== Work instruction ==
Given the listing below, the answer must be only the number of lines containing the string "file".

*** Source material ***

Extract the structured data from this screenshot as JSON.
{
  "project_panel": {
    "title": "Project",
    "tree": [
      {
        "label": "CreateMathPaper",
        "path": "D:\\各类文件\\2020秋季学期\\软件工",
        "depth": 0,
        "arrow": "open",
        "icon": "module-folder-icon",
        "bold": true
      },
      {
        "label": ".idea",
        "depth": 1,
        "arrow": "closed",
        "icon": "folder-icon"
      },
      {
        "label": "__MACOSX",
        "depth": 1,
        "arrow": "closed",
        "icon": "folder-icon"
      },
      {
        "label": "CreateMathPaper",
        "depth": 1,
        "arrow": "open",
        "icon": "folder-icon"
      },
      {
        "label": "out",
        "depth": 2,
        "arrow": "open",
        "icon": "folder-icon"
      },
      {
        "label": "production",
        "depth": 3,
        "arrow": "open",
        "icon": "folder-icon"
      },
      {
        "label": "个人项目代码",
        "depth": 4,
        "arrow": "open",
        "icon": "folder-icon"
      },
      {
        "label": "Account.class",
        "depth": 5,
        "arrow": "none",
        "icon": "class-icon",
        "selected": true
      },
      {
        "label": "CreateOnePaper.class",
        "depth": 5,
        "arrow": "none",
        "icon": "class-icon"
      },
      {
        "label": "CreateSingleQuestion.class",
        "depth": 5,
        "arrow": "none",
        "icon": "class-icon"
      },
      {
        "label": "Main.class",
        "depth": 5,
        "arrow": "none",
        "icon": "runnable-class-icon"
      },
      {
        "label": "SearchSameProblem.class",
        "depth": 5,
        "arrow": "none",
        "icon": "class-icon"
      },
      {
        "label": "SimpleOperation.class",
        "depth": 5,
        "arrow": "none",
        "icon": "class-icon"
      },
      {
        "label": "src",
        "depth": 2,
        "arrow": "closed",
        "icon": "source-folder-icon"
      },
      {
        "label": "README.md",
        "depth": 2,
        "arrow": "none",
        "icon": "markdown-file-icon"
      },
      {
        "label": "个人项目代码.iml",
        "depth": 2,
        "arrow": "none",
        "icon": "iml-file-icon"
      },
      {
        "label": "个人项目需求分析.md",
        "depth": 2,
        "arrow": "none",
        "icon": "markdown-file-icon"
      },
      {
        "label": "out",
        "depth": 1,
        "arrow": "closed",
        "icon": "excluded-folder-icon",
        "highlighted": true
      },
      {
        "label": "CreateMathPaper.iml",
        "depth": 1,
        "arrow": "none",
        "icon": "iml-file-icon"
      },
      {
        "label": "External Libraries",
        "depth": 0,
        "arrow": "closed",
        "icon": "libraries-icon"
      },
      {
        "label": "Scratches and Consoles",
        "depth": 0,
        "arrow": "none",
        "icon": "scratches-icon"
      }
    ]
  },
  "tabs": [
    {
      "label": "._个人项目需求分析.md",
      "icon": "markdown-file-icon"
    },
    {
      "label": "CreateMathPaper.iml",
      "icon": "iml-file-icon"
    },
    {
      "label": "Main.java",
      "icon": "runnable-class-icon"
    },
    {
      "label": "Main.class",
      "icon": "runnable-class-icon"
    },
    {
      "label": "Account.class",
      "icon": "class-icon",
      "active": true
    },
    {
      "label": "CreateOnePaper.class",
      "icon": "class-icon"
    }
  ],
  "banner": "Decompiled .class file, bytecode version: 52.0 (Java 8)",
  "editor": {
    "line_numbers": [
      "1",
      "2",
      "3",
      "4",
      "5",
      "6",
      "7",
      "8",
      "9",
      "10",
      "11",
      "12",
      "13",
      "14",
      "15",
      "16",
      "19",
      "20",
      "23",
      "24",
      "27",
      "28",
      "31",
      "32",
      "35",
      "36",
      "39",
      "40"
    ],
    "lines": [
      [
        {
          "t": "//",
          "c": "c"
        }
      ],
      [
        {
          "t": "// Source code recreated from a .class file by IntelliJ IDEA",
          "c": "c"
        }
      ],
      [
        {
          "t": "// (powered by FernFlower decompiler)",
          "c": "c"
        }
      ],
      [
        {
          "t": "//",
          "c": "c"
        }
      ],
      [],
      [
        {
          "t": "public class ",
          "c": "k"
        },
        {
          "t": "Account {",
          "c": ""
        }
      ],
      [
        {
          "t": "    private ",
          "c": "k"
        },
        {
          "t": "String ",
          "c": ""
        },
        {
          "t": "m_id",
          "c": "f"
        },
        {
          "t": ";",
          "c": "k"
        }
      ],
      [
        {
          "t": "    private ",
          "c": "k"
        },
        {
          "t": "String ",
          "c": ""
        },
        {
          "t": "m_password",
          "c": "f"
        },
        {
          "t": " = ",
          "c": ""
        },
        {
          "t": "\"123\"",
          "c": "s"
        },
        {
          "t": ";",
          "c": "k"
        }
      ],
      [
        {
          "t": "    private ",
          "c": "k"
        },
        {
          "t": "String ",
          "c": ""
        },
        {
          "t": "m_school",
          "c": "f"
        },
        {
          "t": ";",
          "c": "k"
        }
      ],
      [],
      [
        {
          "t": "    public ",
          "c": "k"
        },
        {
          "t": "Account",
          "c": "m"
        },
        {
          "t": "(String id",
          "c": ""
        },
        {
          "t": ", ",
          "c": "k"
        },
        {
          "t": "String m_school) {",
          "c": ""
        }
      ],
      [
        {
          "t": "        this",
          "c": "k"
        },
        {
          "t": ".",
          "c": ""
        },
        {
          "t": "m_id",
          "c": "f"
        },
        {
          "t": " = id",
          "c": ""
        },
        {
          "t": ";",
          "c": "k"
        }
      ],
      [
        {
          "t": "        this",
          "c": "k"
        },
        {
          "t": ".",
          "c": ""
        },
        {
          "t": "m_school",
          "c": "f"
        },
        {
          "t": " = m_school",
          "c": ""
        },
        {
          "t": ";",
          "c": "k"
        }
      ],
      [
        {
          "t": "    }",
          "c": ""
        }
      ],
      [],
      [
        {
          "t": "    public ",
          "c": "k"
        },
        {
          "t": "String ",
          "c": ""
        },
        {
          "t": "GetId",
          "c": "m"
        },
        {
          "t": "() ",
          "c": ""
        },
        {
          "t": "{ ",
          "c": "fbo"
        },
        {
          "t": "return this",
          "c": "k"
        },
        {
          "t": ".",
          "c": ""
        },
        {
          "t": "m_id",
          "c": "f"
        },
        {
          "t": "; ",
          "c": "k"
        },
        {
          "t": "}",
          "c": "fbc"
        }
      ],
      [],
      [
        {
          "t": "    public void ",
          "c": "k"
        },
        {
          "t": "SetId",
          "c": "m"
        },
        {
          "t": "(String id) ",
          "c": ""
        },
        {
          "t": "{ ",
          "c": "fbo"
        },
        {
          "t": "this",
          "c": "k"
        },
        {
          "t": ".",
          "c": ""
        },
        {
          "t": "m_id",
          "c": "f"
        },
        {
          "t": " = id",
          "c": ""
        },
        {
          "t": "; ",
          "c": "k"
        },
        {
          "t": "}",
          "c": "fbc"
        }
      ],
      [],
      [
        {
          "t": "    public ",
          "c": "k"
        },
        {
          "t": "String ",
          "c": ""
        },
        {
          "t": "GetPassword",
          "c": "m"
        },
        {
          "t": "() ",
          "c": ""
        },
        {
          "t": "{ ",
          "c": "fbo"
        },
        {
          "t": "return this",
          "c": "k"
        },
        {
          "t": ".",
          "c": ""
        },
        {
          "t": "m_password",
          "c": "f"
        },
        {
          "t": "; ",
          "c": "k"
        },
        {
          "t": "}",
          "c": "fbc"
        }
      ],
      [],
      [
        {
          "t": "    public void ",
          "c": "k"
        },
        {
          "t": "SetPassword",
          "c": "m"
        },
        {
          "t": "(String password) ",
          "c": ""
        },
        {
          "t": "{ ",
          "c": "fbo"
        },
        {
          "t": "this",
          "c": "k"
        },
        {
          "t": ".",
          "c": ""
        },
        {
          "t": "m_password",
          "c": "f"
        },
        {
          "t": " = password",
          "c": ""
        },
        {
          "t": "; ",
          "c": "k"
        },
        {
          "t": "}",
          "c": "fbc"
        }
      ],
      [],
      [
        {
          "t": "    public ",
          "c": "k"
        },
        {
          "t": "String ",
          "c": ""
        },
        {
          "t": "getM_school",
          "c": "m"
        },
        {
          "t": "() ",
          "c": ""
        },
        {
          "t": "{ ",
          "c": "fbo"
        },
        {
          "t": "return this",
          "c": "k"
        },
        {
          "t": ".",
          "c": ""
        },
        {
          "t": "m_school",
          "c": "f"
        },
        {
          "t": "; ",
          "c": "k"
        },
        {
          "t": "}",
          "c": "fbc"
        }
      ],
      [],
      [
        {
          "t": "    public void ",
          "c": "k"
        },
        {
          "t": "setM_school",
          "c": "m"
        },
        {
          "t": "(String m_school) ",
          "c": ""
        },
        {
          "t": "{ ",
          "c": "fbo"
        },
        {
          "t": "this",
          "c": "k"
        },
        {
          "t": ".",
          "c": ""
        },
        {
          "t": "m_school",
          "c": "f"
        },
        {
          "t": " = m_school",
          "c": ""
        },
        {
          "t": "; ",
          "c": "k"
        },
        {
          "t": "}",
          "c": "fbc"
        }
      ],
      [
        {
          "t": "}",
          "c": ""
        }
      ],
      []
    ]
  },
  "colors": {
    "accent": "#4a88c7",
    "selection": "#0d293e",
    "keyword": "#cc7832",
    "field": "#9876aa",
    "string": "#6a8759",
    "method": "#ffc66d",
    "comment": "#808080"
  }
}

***

== Task output ==
8